==== Records to process

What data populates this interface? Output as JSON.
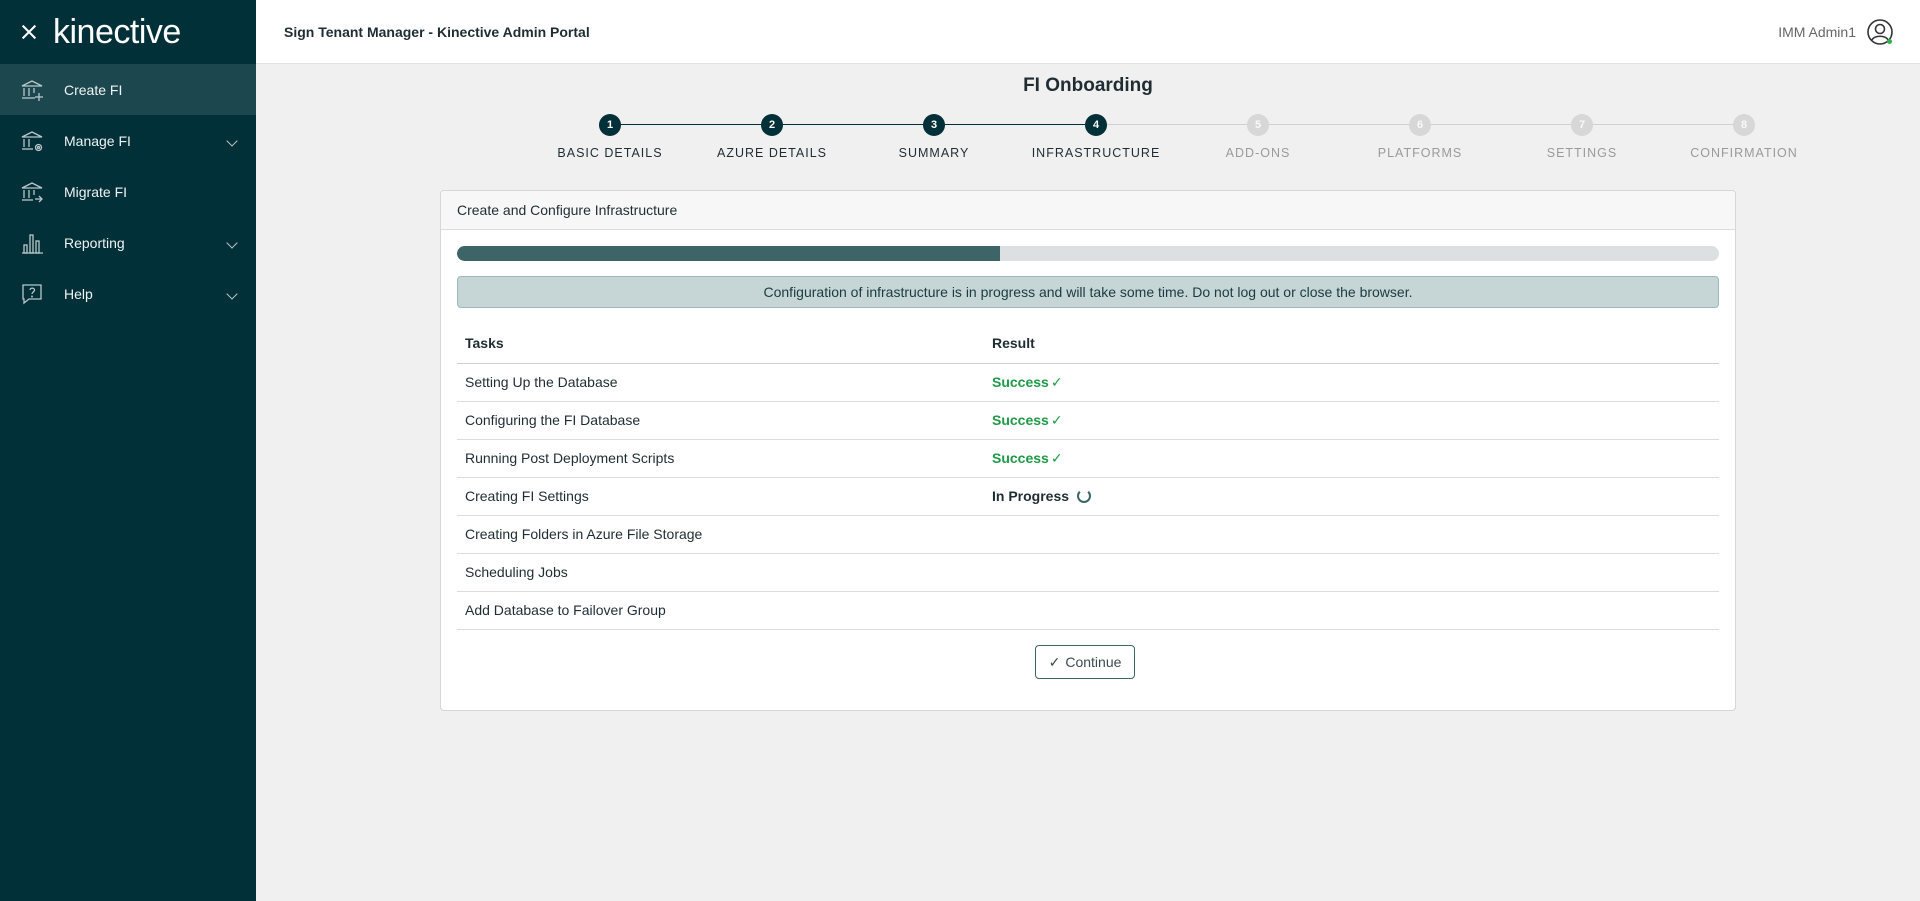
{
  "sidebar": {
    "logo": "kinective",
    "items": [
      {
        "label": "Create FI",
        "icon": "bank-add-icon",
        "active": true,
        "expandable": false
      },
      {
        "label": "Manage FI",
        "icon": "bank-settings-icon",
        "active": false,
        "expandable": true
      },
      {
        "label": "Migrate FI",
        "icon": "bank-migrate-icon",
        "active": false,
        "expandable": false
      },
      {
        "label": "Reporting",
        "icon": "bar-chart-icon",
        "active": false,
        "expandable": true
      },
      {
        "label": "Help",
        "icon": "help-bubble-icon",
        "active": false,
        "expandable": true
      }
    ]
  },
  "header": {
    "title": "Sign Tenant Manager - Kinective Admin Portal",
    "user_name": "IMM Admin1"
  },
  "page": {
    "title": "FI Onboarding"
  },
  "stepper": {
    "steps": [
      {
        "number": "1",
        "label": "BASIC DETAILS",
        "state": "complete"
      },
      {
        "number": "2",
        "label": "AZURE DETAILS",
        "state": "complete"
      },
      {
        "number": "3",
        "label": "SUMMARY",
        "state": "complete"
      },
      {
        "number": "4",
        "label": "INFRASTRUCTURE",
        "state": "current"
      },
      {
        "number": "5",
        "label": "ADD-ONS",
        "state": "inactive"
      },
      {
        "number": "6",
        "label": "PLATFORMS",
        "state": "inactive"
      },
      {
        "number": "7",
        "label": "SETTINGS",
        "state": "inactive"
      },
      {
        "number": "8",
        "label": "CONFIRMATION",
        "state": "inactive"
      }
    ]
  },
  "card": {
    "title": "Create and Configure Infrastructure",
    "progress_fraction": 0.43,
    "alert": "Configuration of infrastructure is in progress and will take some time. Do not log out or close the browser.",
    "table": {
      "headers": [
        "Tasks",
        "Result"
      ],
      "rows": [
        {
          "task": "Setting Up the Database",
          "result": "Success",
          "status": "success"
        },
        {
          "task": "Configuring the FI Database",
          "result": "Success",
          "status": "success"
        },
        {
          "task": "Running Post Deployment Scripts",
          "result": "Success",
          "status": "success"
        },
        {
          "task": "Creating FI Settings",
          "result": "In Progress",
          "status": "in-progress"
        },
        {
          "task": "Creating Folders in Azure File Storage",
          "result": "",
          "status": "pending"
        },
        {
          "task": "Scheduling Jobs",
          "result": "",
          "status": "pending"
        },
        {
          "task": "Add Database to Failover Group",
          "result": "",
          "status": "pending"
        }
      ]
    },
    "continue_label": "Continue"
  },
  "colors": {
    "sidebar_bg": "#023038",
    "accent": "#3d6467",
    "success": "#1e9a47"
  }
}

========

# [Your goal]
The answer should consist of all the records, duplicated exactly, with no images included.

# [Exercise response]
What data populates this interface? Output as JSON.
{
  "sidebar": {
    "logo": "kinective",
    "items": [
      {
        "label": "Create FI",
        "icon": "bank-add-icon",
        "active": true,
        "expandable": false
      },
      {
        "label": "Manage FI",
        "icon": "bank-settings-icon",
        "active": false,
        "expandable": true
      },
      {
        "label": "Migrate FI",
        "icon": "bank-migrate-icon",
        "active": false,
        "expandable": false
      },
      {
        "label": "Reporting",
        "icon": "bar-chart-icon",
        "active": false,
        "expandable": true
      },
      {
        "label": "Help",
        "icon": "help-bubble-icon",
        "active": false,
        "expandable": true
      }
    ]
  },
  "header": {
    "title": "Sign Tenant Manager - Kinective Admin Portal",
    "user_name": "IMM Admin1"
  },
  "page": {
    "title": "FI Onboarding"
  },
  "stepper": {
    "steps": [
      {
        "number": "1",
        "label": "BASIC DETAILS",
        "state": "complete"
      },
      {
        "number": "2",
        "label": "AZURE DETAILS",
        "state": "complete"
      },
      {
        "number": "3",
        "label": "SUMMARY",
        "state": "complete"
      },
      {
        "number": "4",
        "label": "INFRASTRUCTURE",
        "state": "current"
      },
      {
        "number": "5",
        "label": "ADD-ONS",
        "state": "inactive"
      },
      {
        "number": "6",
        "label": "PLATFORMS",
        "state": "inactive"
      },
      {
        "number": "7",
        "label": "SETTINGS",
        "state": "inactive"
      },
      {
        "number": "8",
        "label": "CONFIRMATION",
        "state": "inactive"
      }
    ]
  },
  "card": {
    "title": "Create and Configure Infrastructure",
    "progress_fraction": 0.43,
    "alert": "Configuration of infrastructure is in progress and will take some time. Do not log out or close the browser.",
    "table": {
      "headers": [
        "Tasks",
        "Result"
      ],
      "rows": [
        {
          "task": "Setting Up the Database",
          "result": "Success",
          "status": "success"
        },
        {
          "task": "Configuring the FI Database",
          "result": "Success",
          "status": "success"
        },
        {
          "task": "Running Post Deployment Scripts",
          "result": "Success",
          "status": "success"
        },
        {
          "task": "Creating FI Settings",
          "result": "In Progress",
          "status": "in-progress"
        },
        {
          "task": "Creating Folders in Azure File Storage",
          "result": "",
          "status": "pending"
        },
        {
          "task": "Scheduling Jobs",
          "result": "",
          "status": "pending"
        },
        {
          "task": "Add Database to Failover Group",
          "result": "",
          "status": "pending"
        }
      ]
    },
    "continue_label": "Continue"
  },
  "colors": {
    "sidebar_bg": "#023038",
    "accent": "#3d6467",
    "success": "#1e9a47"
  }
}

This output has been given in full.